More women in finance, a more sustainable economy
If one-third of corporate board members had been women, Wall street might have avoided a meltdown.
(Page 2 of 2)
Within one year of women gaining the right to vote, local public-health spending increased by 35 percent, averting what researchers estimated would have been some 20,000 child deaths per year.Skip to next paragraph
Subscribe Today to the Monitor
Norway's law requiring listed companies to make sure 40 percent of directors are female has been called a tentative success. Instituting such quotas in the US might present legal challenges and resistance from management.
Voluntary campaigns to recruit and retain more women and people from underrepresented groups, on the other hand, would not only benefit businesses but the economy as a whole.
Shifting the lack of diversity in the top echelons of the financial sector is not just about finance, nor is it about boosting women for their own benefit. This is about men and women working together to create a more sustainable and stable financial system.
Women represent a scant 10 percent of all traditional mutual-fund managers and a mere 3 percent of the approximately $1.9 trillion invested in hedge funds, according to recent research. The needed shift in financial and other circles won't happen as long as we settle for a few token "skirts" at the nation's most entrenched boys' clubs.

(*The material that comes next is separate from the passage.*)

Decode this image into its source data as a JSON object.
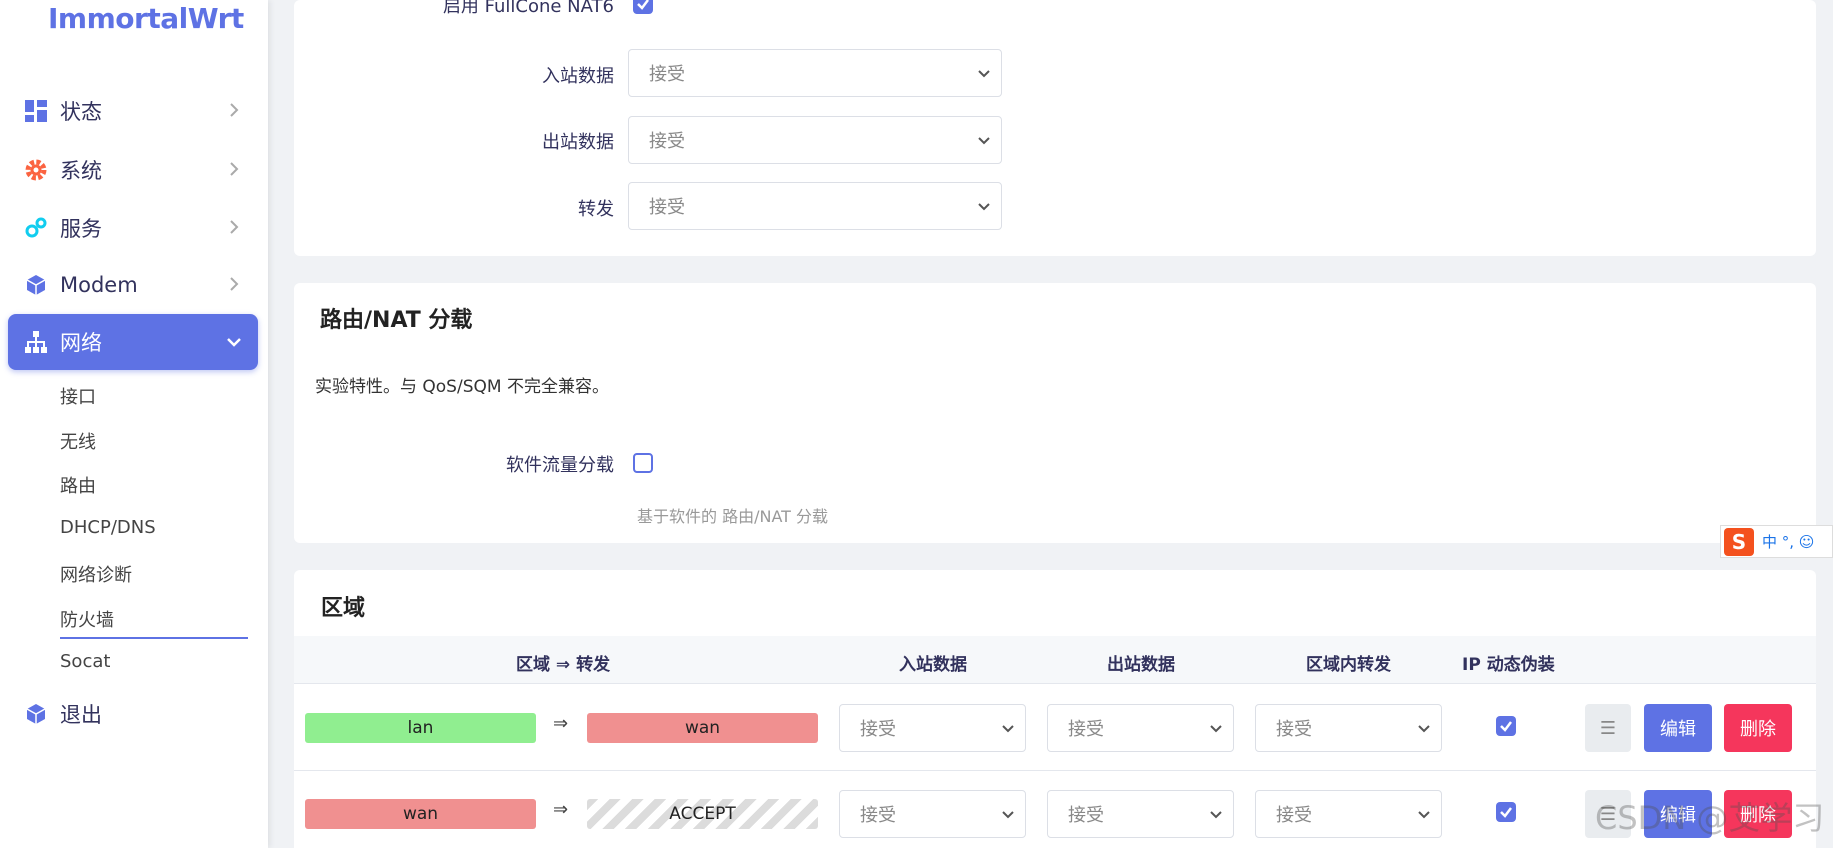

Study after study confirms that men and women bring different and complementary sensibilities and leadership styles to the table.

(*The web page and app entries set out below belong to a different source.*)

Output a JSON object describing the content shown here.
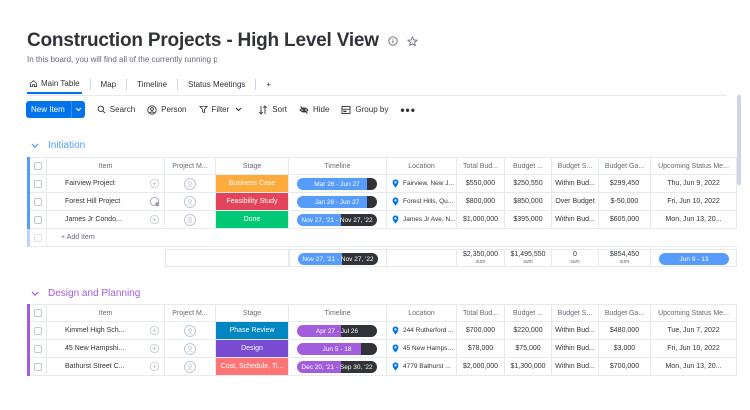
{
  "board": {
    "title": "Construction Projects - High Level View",
    "description": "In this board, you will find all of the currently running p"
  },
  "tabs": [
    {
      "label": "Main Table",
      "active": true
    },
    {
      "label": "Map"
    },
    {
      "label": "Timeline"
    },
    {
      "label": "Status Meetings"
    },
    {
      "label": "+"
    }
  ],
  "toolbar": {
    "new_item": "New Item",
    "search": "Search",
    "person": "Person",
    "filter": "Filter",
    "sort": "Sort",
    "hide": "Hide",
    "group_by": "Group by",
    "more": "•••"
  },
  "columns": [
    "Item",
    "Project M...",
    "Stage",
    "Timeline",
    "Location",
    "Total Bud...",
    "Budget ...",
    "Budget S...",
    "Budget Ga...",
    "Upcoming Status Me..."
  ],
  "groups": [
    {
      "name": "Initiation",
      "color": "#579bfc",
      "rows": [
        {
          "item": "Fairview Project",
          "stage": "Business Case",
          "stage_color": "#fdab3d",
          "timeline": "Mar 26 - Jun 27",
          "location": "Fairview, New J...",
          "total": "$550,000",
          "budget": "$250,550",
          "status": "Within Bud...",
          "gap": "$299,450",
          "meeting": "Thu, Jun 9, 2022"
        },
        {
          "item": "Forest Hill Project",
          "stage": "Feasibility Study",
          "stage_color": "#e2445c",
          "timeline": "Jan 26 - Jun 27",
          "location": "Forest Hills, Qu...",
          "total": "$800,000",
          "budget": "$850,000",
          "status": "Over Budget",
          "gap": "$-50,000",
          "meeting": "Fri, Jun 10, 2022"
        },
        {
          "item": "James Jr Condo...",
          "stage": "Done",
          "stage_color": "#00c875",
          "timeline": "Nov 27, '21 - Nov 27, '22",
          "location": "James Jr Ave, N...",
          "total": "$1,000,000",
          "budget": "$395,000",
          "status": "Within Bud...",
          "gap": "$605,000",
          "meeting": "Mon, Jun 13, 20..."
        }
      ],
      "add_item": "+ Add Item",
      "summary": {
        "timeline": "Nov 27, '21 - Nov 27, '22",
        "total": "$2,350,000",
        "budget": "$1,495,550",
        "status": "0",
        "gap": "$854,450",
        "sum_label": "sum",
        "meeting": "Jun 9 - 13"
      }
    },
    {
      "name": "Design and Planning",
      "color": "#a25ddc",
      "rows": [
        {
          "item": "Kimmel High Sch...",
          "stage": "Phase Review",
          "stage_color": "#0086c0",
          "timeline": "Apr 27 - Jul 26",
          "location": "244 Rutherford ...",
          "total": "$700,000",
          "budget": "$220,000",
          "status": "Within Bud...",
          "gap": "$480,000",
          "meeting": "Tue, Jun 7, 2022"
        },
        {
          "item": "45 New Hampshi...",
          "stage": "Design",
          "stage_color": "#784bd1",
          "timeline": "Jun 5 - 18",
          "location": "45 New Hampsh...",
          "total": "$78,000",
          "budget": "$75,000",
          "status": "Within Bud...",
          "gap": "$3,000",
          "meeting": "Fri, Jun 10, 2022"
        },
        {
          "item": "Bathurst Street C...",
          "stage": "Cost, Schedule, Ti...",
          "stage_color": "#ff7575",
          "timeline": "Dec 20, '21 - Sep 30, '22",
          "location": "4779 Bathurst ...",
          "total": "$2,000,000",
          "budget": "$1,300,000",
          "status": "Within Bud...",
          "gap": "$700,000",
          "meeting": "Mon, Jun 13, 20..."
        }
      ]
    }
  ],
  "colors": {
    "primary": "#0073ea",
    "timeline_blue": "#579bfc",
    "timeline_purple": "#a25ddc",
    "dark": "#323338"
  }
}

A 2005 study from the Center for Financial Research at the University of Cologne in Germany documented differences between male and female fund managers: Women managers tended to take fewer extreme risks and to adopt more measured investment styles (which perform well over time).
And according to research published in 2002 in the International Journal of Bank Marketing, women tend to make investment-related decisions with a detailed, comprehensive approach, while men are more likely to simplify data and make decisions based on one overall strategy.

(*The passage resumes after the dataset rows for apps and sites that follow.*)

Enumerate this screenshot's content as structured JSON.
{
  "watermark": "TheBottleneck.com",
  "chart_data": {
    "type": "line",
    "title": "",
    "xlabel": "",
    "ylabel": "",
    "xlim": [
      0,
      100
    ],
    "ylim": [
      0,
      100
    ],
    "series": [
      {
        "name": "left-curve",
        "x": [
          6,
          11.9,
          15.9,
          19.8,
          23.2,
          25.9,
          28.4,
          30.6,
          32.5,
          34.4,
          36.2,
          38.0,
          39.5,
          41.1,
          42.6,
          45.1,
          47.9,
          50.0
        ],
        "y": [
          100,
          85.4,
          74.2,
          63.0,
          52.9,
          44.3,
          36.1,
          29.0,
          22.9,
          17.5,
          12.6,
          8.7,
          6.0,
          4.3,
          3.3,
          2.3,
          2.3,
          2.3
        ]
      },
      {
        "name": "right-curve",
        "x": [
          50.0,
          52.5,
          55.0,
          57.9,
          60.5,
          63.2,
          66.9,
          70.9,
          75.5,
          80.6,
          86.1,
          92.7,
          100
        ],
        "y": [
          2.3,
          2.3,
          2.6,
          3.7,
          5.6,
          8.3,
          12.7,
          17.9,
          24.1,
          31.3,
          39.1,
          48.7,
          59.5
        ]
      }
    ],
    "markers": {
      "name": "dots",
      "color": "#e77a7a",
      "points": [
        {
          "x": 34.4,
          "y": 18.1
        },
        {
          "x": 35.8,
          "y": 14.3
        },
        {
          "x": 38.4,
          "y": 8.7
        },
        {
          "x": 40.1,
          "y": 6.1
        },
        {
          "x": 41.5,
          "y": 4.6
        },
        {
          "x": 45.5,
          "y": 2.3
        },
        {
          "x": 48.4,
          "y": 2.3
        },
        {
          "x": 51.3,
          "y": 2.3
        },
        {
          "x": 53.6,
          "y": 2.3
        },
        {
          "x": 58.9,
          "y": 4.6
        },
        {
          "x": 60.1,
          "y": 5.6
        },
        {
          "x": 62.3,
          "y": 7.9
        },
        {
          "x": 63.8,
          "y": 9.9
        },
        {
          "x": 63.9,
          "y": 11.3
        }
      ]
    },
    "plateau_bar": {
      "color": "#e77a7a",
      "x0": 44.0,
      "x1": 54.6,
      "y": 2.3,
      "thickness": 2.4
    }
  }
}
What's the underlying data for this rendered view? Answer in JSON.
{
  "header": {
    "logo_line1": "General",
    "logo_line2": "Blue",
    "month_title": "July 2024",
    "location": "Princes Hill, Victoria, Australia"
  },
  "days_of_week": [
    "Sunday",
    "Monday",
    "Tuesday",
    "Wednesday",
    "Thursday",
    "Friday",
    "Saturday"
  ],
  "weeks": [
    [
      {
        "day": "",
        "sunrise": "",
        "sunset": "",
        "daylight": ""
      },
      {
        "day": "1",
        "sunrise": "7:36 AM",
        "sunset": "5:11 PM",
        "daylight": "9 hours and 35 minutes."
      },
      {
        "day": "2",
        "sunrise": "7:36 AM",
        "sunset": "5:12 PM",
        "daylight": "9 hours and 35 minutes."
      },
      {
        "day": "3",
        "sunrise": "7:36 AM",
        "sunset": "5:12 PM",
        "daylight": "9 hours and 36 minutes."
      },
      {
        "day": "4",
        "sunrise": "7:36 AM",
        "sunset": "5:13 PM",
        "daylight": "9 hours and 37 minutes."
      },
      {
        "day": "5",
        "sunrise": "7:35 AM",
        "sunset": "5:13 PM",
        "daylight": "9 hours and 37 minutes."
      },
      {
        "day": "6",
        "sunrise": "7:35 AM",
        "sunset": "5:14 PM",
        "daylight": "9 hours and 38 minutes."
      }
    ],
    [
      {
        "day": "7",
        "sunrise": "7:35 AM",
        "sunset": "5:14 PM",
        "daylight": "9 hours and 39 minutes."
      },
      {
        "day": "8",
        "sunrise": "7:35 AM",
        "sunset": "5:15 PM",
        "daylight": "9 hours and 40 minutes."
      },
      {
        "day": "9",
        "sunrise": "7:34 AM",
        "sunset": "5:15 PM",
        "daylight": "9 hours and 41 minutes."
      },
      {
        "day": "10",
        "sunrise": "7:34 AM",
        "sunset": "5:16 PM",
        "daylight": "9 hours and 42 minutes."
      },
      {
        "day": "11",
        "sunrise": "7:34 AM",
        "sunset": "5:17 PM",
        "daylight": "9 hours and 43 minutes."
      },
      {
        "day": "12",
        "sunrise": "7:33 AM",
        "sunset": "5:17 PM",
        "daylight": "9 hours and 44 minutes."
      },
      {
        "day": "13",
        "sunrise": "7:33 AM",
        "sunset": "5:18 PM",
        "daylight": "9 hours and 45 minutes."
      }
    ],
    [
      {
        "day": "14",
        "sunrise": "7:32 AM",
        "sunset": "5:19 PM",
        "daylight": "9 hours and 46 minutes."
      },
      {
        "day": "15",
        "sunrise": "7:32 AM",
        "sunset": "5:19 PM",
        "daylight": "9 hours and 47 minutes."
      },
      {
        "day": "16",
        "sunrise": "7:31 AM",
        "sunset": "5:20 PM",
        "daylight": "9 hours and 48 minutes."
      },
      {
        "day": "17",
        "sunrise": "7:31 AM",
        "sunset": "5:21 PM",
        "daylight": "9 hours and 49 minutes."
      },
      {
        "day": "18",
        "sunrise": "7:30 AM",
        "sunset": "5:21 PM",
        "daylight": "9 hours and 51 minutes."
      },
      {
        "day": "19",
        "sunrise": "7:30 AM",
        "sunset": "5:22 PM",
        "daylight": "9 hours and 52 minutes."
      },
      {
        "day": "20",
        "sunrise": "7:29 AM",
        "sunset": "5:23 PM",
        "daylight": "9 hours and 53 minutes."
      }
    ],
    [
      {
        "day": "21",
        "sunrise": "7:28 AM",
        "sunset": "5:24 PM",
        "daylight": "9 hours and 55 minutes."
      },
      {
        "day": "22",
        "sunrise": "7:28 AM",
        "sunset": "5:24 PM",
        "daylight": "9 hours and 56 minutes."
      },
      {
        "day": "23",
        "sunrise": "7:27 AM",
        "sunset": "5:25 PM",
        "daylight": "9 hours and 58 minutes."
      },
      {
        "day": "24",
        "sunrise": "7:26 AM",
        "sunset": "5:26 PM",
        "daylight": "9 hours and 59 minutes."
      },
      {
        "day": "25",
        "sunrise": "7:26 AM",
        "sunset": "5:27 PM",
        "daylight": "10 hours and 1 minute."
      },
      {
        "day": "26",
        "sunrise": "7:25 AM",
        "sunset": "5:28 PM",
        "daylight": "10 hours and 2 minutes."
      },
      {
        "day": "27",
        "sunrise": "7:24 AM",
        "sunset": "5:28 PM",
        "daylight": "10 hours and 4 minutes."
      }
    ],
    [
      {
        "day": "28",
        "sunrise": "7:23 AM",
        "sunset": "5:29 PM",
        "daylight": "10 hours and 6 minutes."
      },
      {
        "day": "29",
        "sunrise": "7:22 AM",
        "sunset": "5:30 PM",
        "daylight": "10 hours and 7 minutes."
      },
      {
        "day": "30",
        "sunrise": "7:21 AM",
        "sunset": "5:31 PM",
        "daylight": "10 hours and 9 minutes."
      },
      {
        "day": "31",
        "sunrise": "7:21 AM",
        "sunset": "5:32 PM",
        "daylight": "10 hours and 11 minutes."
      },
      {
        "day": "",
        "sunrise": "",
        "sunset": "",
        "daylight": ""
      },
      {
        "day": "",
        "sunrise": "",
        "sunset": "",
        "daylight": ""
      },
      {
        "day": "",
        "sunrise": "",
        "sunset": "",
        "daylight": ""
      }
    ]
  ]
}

We have to work together – risk-averse and risk-prone, detail-oriented and big-picture thinkers – if we are going to participate in the global market strategically and wisely.
One of the main obstacles is the misperception of women as weaker leaders and decisionmakers. Gender stereotypes continue to portray strong executives as predominantly male.
Also, women have fewer networking opportunities than men and lack some of the strategic mentorships and sponsorships associated with career advancement. There is also a reluctance to move women into jobs that require long hours and extensive travel, based on concerns about their ability to balance career and family.
•Challenge stereotypes through management training throughout organizational structures.
•Provide diversity education to broaden perceptions and promote the business case for diversity.
•Set clear performance standards and evaluation criteria for promotions.
•Strengthen and expand the leadership pipeline by providing women with training in leadership and negotiating skills as well as access to networks and mentors.
It's now or never. If we don't adopt a "critical mass principle" – and it's up to those in the sector to figure out how to set industry-wide goals – we'll be doomed to more of the same conventional wisdom that led us down this destructive path of short-sighted and unstable financial hubris.
Playwright Eugene Ionesco once wrote, "Ideologies separate us. Dreams and anguish bring us together."
Indeed, these economic times have brought on a shared anguish for so many people – rich and poor, men and women alike. Now it's time to get serious about reform and innovation that welcome a diversity of outlooks to set us on a more balanced and sustainable course.
Linda Basch is president of the US-based National Council for Research on Women that, late this month, it is set to release "Women in Fund Management: A Road Map for Achieving Critical Mass and Why it Matters."